I wake up in the morning, I look at the paper, and I say to myself, "Oh no!" Often I’m depressed for half the day. It doesn’t matter how you voted—on Brexit, the French elections or the U.S. election more than a year ago—many of us of all persuasions and party affiliations feel remarkably similar. This feeling is not confined to one side of the political spectrum.
As a kind of remedy to this, and possibly as a kind of therapy, I started collecting news that reminded me, "Hey, there's actually some positive stuff going on!"
I will share thoughts, images and audio relating to this initiative and I’ll welcome contributions from others.
His categories for news are below:
We get this, at A/UK - this blog has been committed to a "tools and tales" news agenda for over a year now, and we've mostly trod the line of curating stories that are usable and inspiring.
This is becoming a wider trend at the moment - we picked it up in our positive health news blog a few weeks ago. In that, we're pointing to sites like Vice: Impact, Positive News, Upworthy, and New Internationalist as examples of journalism aimed at motivating activism and socially creative work. (Add to that the NY Times's Fixes, and the Correspondent in Amsterdam)
News doesn’t have to be bad. The planet is complex. Away from the horror and conflict, the shouting and the skulduggery, away from the tragedy, disaster and zero-sum misanthropy, there is a wide world of answers and improvements, of win-win and mutual support, of selflessness and curiosity, of movements and innovations.
And when you write about it, people tend to respond positively. They do so because while audiences have always been riveted by bad news (it serves as both an early warning system and a reassurance about the comfort of their own lives), they are tired of the avalanche of awfulness.

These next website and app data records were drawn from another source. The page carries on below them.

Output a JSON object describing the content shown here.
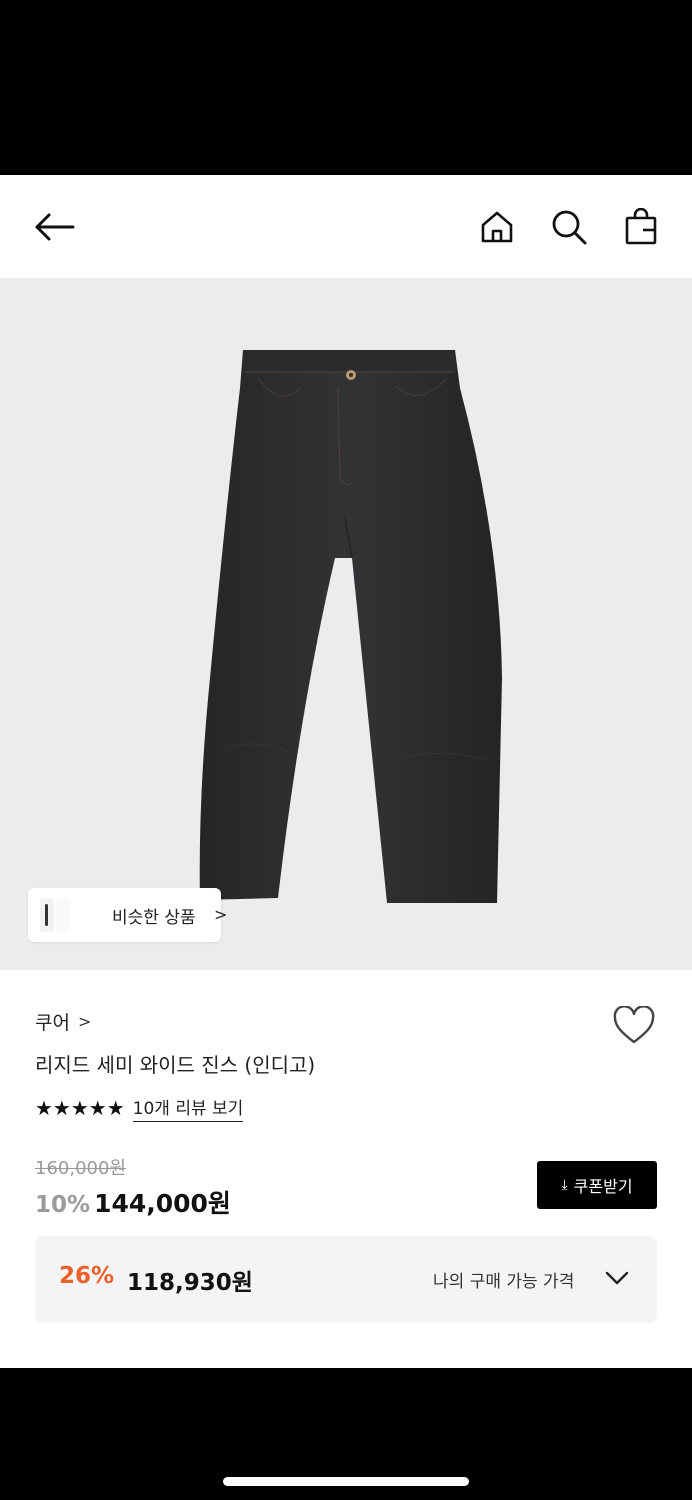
{
  "header": {
    "back_icon": "arrow-left-icon",
    "home_icon": "home-icon",
    "search_icon": "search-icon",
    "cart_icon": "shopping-bag-icon"
  },
  "hero": {
    "image": "indigo-wide-jeans",
    "similar_label": "비슷한 상품",
    "similar_arrow": ">"
  },
  "product": {
    "brand": "쿠어",
    "brand_chevron": ">",
    "title": "리지드 세미 와이드 진스 (인디고)",
    "stars": "★★★★★",
    "rating": 5,
    "review_link": "10개 리뷰 보기",
    "original_price": "160,000원",
    "discount": "10%",
    "price": "144,000원",
    "coupon_label": "쿠폰받기",
    "coupon_icon": "⤓"
  },
  "my_price": {
    "discount": "26%",
    "amount": "118,930원",
    "label": "나의 구매 가능 가격"
  },
  "colors": {
    "accent_orange": "#e9602a",
    "muted_gray": "#9a9a9a",
    "panel_bg": "#f4f4f4",
    "denim": "#2a2a2c"
  }
}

They are switching off.
That is a bad thing. If people just shrug at news because they feel there is little they can do, nothing will change.
The paper's economics correspondent Aditya Chakrabortty is also running a channel called The Alternatives, which looks at stories of local economic self-empowerment.
It's great to be part of a wave... Mr Byrne below: